SFB Publication in Nature
Biophysicists resolve light-driven structural changes in a sodium pump on an atomic level and on chemically relevant timescales from femtoseconds to milliseconds. Together with international colleagues, SFB 1078 scientists Joachim Heberle and Igor Schapiro publish their results in the lastest issue of the journal Nature.
News from May 22, 2020
How does a nerve impulse develop?
For the first time, scientists of FU Berlin, the Paul-Scherrer Institute in Switzerland and the Hebrew University of Jerusalem succeeded in taking high-resolution snapshots of the sodium pump in bacterial cells. Light-driven sodium pumps actively transport small cations across cellular membranes. These pumps are used by microorganisms to convert light into membrane potential. Time-resolved X-ray crystallography at the SwissFEL group of Jörg Standfuss and vis-IR spectroscopy at FU Berlin under the guidance of Joachim Heberle (project B3) in conjuntion with quantum mechanical calculations in the group of Igor Schapiro (Mercator Fellow) allowed to unravel the characterisctic changes of a protein essential for its catalytic function with highest spatial and temporal precision. These fundamental results may stimulate new approaches in energy sciences like in light-driven water oxidation and could also help to develop tailored tools in biomedical science like optogenetic tools with application in neuroscience.
Paper published in the 20 May 2020 issue of Nature:

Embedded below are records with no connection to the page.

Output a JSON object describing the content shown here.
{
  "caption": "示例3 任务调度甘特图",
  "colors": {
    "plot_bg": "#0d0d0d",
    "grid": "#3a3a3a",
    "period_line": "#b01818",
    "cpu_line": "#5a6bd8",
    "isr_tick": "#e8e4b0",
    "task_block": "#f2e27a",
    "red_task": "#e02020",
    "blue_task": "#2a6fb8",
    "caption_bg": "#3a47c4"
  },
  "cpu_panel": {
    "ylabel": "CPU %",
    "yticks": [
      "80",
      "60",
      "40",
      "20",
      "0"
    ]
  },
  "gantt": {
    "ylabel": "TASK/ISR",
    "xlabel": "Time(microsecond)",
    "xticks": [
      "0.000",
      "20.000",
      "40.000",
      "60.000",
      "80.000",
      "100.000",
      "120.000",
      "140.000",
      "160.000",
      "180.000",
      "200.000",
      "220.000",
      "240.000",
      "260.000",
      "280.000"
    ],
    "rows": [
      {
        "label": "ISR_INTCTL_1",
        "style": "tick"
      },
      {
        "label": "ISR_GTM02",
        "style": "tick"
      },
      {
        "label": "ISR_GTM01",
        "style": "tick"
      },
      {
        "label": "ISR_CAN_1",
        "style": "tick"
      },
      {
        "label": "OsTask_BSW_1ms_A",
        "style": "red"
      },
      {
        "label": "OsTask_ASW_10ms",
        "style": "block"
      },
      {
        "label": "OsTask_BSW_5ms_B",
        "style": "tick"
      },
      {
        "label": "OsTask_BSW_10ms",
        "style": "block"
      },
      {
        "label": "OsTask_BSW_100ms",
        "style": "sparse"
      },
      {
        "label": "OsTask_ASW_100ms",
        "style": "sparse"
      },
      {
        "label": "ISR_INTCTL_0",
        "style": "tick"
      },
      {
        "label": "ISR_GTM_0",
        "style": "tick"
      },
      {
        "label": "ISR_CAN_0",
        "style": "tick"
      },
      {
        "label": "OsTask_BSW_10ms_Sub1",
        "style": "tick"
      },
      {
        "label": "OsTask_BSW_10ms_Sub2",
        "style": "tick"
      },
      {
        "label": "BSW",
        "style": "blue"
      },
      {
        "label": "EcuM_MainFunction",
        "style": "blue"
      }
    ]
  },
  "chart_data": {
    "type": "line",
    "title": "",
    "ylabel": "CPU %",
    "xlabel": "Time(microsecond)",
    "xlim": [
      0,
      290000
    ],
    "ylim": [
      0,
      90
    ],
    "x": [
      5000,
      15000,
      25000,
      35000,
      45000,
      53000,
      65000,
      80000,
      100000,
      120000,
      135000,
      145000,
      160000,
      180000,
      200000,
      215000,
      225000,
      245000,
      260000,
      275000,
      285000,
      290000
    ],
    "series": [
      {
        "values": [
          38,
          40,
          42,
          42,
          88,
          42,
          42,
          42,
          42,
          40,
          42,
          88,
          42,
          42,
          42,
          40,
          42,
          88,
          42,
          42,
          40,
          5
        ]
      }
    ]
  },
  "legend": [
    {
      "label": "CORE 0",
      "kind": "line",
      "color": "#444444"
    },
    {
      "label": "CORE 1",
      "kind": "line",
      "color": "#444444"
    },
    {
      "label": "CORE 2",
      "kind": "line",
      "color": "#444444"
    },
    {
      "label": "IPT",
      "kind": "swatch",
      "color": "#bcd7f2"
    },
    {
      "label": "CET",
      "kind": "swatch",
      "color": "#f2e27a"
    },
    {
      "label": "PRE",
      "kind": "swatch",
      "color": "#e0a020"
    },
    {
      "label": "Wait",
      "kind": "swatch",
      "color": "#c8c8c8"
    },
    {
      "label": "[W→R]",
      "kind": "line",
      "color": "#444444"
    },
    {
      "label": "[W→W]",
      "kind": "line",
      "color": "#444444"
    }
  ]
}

Skopintsev, P., Ehrenberg, D., Weinert, T., James, D., Kar, R. K., Johnson, P. J. M., Ozerov, D., Furrer, A., Martiel, I., Dworkowski, F., Nass, K., Knopp, G., Cirelli, C., Arrell, C., Gashi, D., Mous, S., Wranik, M., Gruhl, T., Kekilli, D., Brünle, S., Deupi, X., Schertler, G. F. X., Benoit, R. M., Panneels, V., Nogly, P., Schapiro, I., Milne, C., Heberle, J., and Standfuss, J. (2020). Femtosecond-to-millisecond structural changes in a light-driven sodium pump. Nature. doi: 10.1038/s41586-020-2307-8